Pictures don't belong in the copy; print all the records exactly.

:: DATASET RECORDS

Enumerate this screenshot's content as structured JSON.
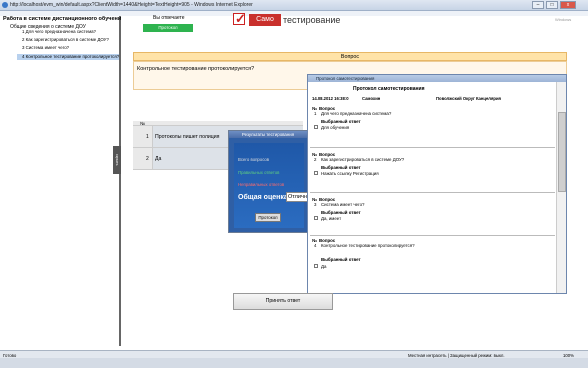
{
  "window": {
    "title": "http://localhost/evm_win/default.aspx?ClientWidth=1440&Height=TextHeight=905 - Windows Internet Explorer",
    "tab_label": "Windows"
  },
  "sidebar": {
    "title": "Работа в системе дистанционного обучения",
    "section": "Общие сведения о системе ДОУ",
    "items": [
      {
        "label": "1 Для чего предназначена система?"
      },
      {
        "label": "2 Как зарегистрироваться в системе ДОУ?"
      },
      {
        "label": "3 Система имеет чего?"
      },
      {
        "label": "4 Контрольное тестирование протоколируется?"
      }
    ],
    "handle_label": "скрыть"
  },
  "header": {
    "answered_label": "Вы отвечаете",
    "answered_badge": "Протокол",
    "logo_box": "Само",
    "logo_text": "тестирование",
    "corner_text": "Windows"
  },
  "question": {
    "header": "Вопрос",
    "text": "Контрольное тестирование протоколируется?"
  },
  "answers": {
    "col_no": "№",
    "rows": [
      {
        "no": "1",
        "text": "Протоколы пишет полиция"
      },
      {
        "no": "2",
        "text": "Да"
      }
    ]
  },
  "results": {
    "title": "Результаты тестирования",
    "total_label": "Всего вопросов",
    "correct_label": "Правильных ответов",
    "wrong_label": "Неправильных ответов",
    "score_label": "Общая оценка",
    "grade": "Отлично",
    "protocol_button": "Протокол"
  },
  "protocol": {
    "window_title": "Протокол самотестирования",
    "title": "Протокол самотестирования",
    "date": "14.08.2012 16:38:0",
    "name": "Самохин",
    "org": "Поволжский Округ Канцелярия",
    "q_label": "Вопрос",
    "no_label": "№",
    "chosen_label": "Выбранный ответ",
    "items": [
      {
        "no": "1",
        "question": "Для чего предназначена система?",
        "answer": "Для обучения"
      },
      {
        "no": "2",
        "question": "Как зарегистрироваться в системе ДОУ?",
        "answer": "Нажать ссылку Регистрация"
      },
      {
        "no": "3",
        "question": "Система имеет чего?",
        "answer": "Да, имеет"
      },
      {
        "no": "4",
        "question": "Контрольное тестирование протоколируется?",
        "answer": "Да"
      }
    ]
  },
  "accept_button": "Принять ответ",
  "status": {
    "left": "Готово",
    "zone": "Местная интрасеть | Защищенный режим: выкл.",
    "zoom": "100%"
  },
  "colors": {
    "accent_red": "#c9302c",
    "badge_green": "#2eb34f",
    "question_header": "#ffe3a8",
    "results_blue": "#2f5fa5"
  }
}
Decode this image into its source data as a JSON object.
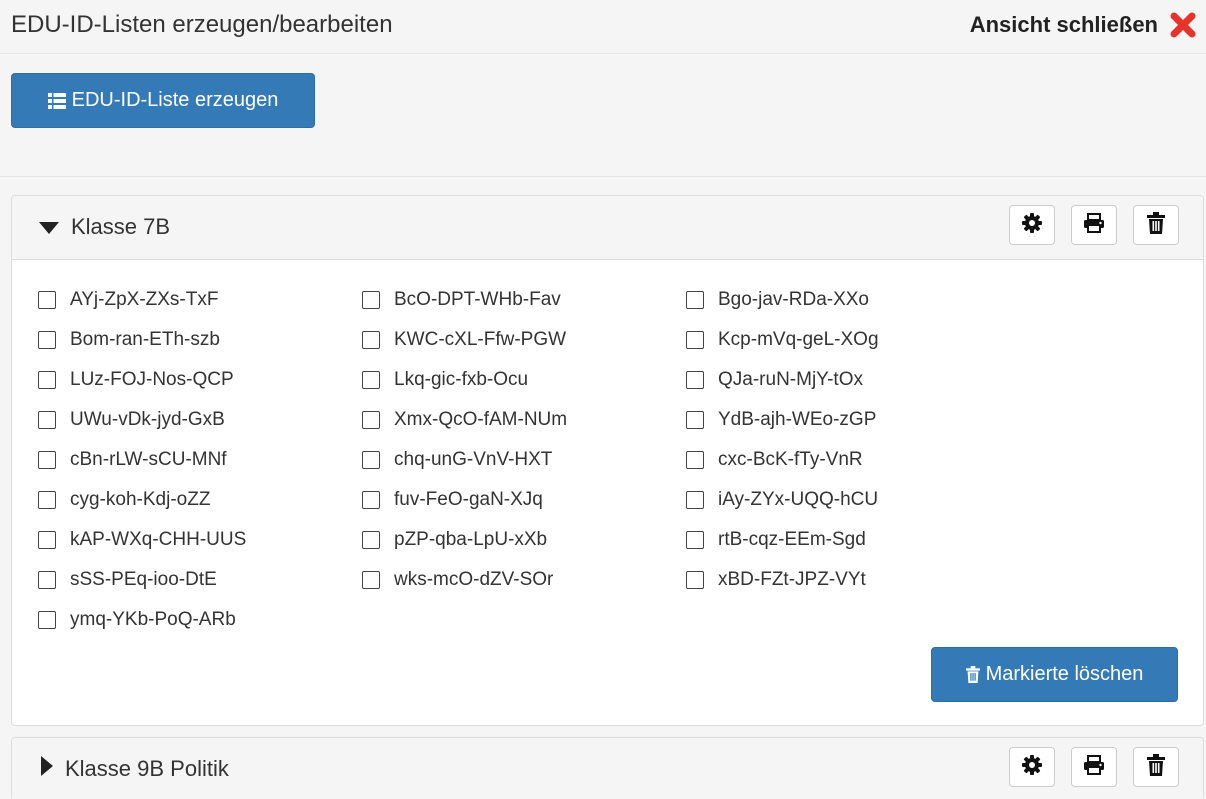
{
  "header": {
    "title": "EDU-ID-Listen erzeugen/bearbeiten",
    "close_label": "Ansicht schließen"
  },
  "toolbar": {
    "create_label": "EDU-ID-Liste erzeugen"
  },
  "panels": [
    {
      "title": "Klasse 7B",
      "expanded": true,
      "ids": [
        [
          "AYj-ZpX-ZXs-TxF",
          "BcO-DPT-WHb-Fav",
          "Bgo-jav-RDa-XXo"
        ],
        [
          "Bom-ran-ETh-szb",
          "KWC-cXL-Ffw-PGW",
          "Kcp-mVq-geL-XOg"
        ],
        [
          "LUz-FOJ-Nos-QCP",
          "Lkq-gic-fxb-Ocu",
          "QJa-ruN-MjY-tOx"
        ],
        [
          "UWu-vDk-jyd-GxB",
          "Xmx-QcO-fAM-NUm",
          "YdB-ajh-WEo-zGP"
        ],
        [
          "cBn-rLW-sCU-MNf",
          "chq-unG-VnV-HXT",
          "cxc-BcK-fTy-VnR"
        ],
        [
          "cyg-koh-Kdj-oZZ",
          "fuv-FeO-gaN-XJq",
          "iAy-ZYx-UQQ-hCU"
        ],
        [
          "kAP-WXq-CHH-UUS",
          "pZP-qba-LpU-xXb",
          "rtB-cqz-EEm-Sgd"
        ],
        [
          "sSS-PEq-ioo-DtE",
          "wks-mcO-dZV-SOr",
          "xBD-FZt-JPZ-VYt"
        ],
        [
          "ymq-YKb-PoQ-ARb"
        ]
      ],
      "delete_marked_label": "Markierte löschen"
    },
    {
      "title": "Klasse 9B Politik",
      "expanded": false
    }
  ],
  "icons": {
    "close": "close-icon",
    "list": "list-icon",
    "settings": "gear-icon",
    "print": "print-icon",
    "delete": "trash-icon",
    "expanded": "caret-down-icon",
    "collapsed": "caret-right-icon"
  },
  "colors": {
    "primary": "#337ab7",
    "close_red": "#e8332a"
  }
}
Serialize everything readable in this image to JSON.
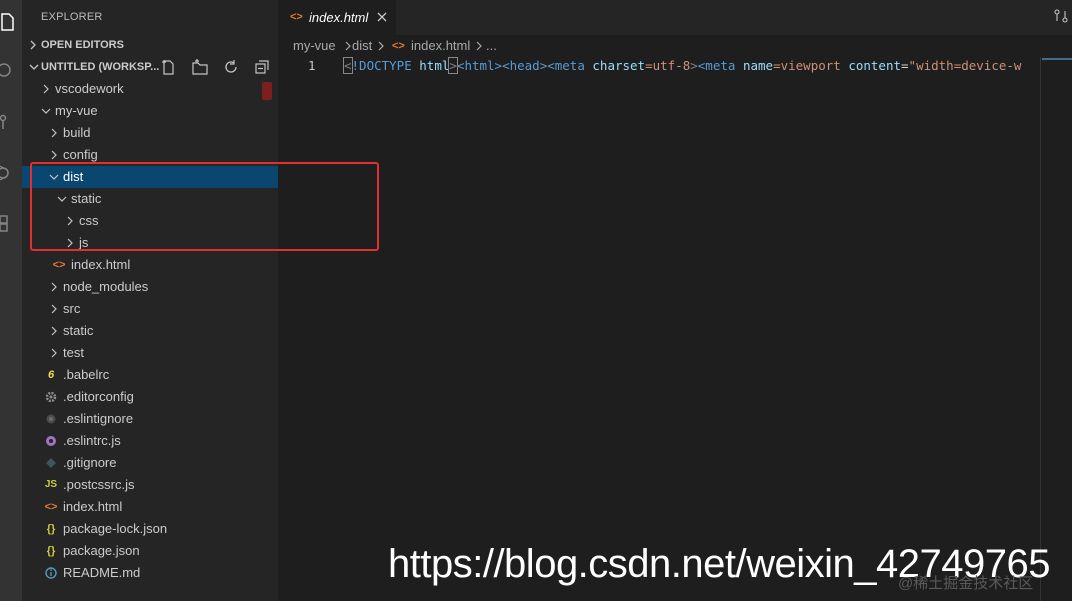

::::

*ANSWER TO THE EXERCISE*:
Enumerate this screenshot's content as structured JSON.
{
  "window": {
    "title": "http://localhost/evm_win/default.aspx?ClientWidth=1440&Height=TextHeight=905 - Windows Internet Explorer",
    "tab_label": "Windows"
  },
  "sidebar": {
    "title": "Работа в системе дистанционного обучения",
    "section": "Общие сведения о системе ДОУ",
    "items": [
      {
        "label": "1 Для чего предназначена система?"
      },
      {
        "label": "2 Как зарегистрироваться в системе ДОУ?"
      },
      {
        "label": "3 Система имеет чего?"
      },
      {
        "label": "4 Контрольное тестирование протоколируется?"
      }
    ],
    "handle_label": "скрыть"
  },
  "header": {
    "answered_label": "Вы отвечаете",
    "answered_badge": "Протокол",
    "logo_box": "Само",
    "logo_text": "тестирование",
    "corner_text": "Windows"
  },
  "question": {
    "header": "Вопрос",
    "text": "Контрольное тестирование протоколируется?"
  },
  "answers": {
    "col_no": "№",
    "rows": [
      {
        "no": "1",
        "text": "Протоколы пишет полиция"
      },
      {
        "no": "2",
        "text": "Да"
      }
    ]
  },
  "results": {
    "title": "Результаты тестирования",
    "total_label": "Всего вопросов",
    "correct_label": "Правильных ответов",
    "wrong_label": "Неправильных ответов",
    "score_label": "Общая оценка",
    "grade": "Отлично",
    "protocol_button": "Протокол"
  },
  "protocol": {
    "window_title": "Протокол самотестирования",
    "title": "Протокол самотестирования",
    "date": "14.08.2012 16:38:0",
    "name": "Самохин",
    "org": "Поволжский Округ Канцелярия",
    "q_label": "Вопрос",
    "no_label": "№",
    "chosen_label": "Выбранный ответ",
    "items": [
      {
        "no": "1",
        "question": "Для чего предназначена система?",
        "answer": "Для обучения"
      },
      {
        "no": "2",
        "question": "Как зарегистрироваться в системе ДОУ?",
        "answer": "Нажать ссылку Регистрация"
      },
      {
        "no": "3",
        "question": "Система имеет чего?",
        "answer": "Да, имеет"
      },
      {
        "no": "4",
        "question": "Контрольное тестирование протоколируется?",
        "answer": "Да"
      }
    ]
  },
  "accept_button": "Принять ответ",
  "status": {
    "left": "Готово",
    "zone": "Местная интрасеть | Защищенный режим: выкл.",
    "zoom": "100%"
  },
  "colors": {
    "accent_red": "#c9302c",
    "badge_green": "#2eb34f",
    "question_header": "#ffe3a8",
    "results_blue": "#2f5fa5"
  }
}
Decode this image into its source data as a JSON object.
{
  "header": {
    "title": "EDU-ID-Listen erzeugen/bearbeiten",
    "close_label": "Ansicht schließen"
  },
  "toolbar": {
    "create_label": "EDU-ID-Liste erzeugen"
  },
  "panels": [
    {
      "title": "Klasse 7B",
      "expanded": true,
      "ids": [
        [
          "AYj-ZpX-ZXs-TxF",
          "BcO-DPT-WHb-Fav",
          "Bgo-jav-RDa-XXo"
        ],
        [
          "Bom-ran-ETh-szb",
          "KWC-cXL-Ffw-PGW",
          "Kcp-mVq-geL-XOg"
        ],
        [
          "LUz-FOJ-Nos-QCP",
          "Lkq-gic-fxb-Ocu",
          "QJa-ruN-MjY-tOx"
        ],
        [
          "UWu-vDk-jyd-GxB",
          "Xmx-QcO-fAM-NUm",
          "YdB-ajh-WEo-zGP"
        ],
        [
          "cBn-rLW-sCU-MNf",
          "chq-unG-VnV-HXT",
          "cxc-BcK-fTy-VnR"
        ],
        [
          "cyg-koh-Kdj-oZZ",
          "fuv-FeO-gaN-XJq",
          "iAy-ZYx-UQQ-hCU"
        ],
        [
          "kAP-WXq-CHH-UUS",
          "pZP-qba-LpU-xXb",
          "rtB-cqz-EEm-Sgd"
        ],
        [
          "sSS-PEq-ioo-DtE",
          "wks-mcO-dZV-SOr",
          "xBD-FZt-JPZ-VYt"
        ],
        [
          "ymq-YKb-PoQ-ARb"
        ]
      ],
      "delete_marked_label": "Markierte löschen"
    },
    {
      "title": "Klasse 9B Politik",
      "expanded": false
    }
  ],
  "icons": {
    "close": "close-icon",
    "list": "list-icon",
    "settings": "gear-icon",
    "print": "print-icon",
    "delete": "trash-icon",
    "expanded": "caret-down-icon",
    "collapsed": "caret-right-icon"
  },
  "colors": {
    "primary": "#337ab7",
    "close_red": "#e8332a"
  }
}
Serialize everything readable in this image to JSON.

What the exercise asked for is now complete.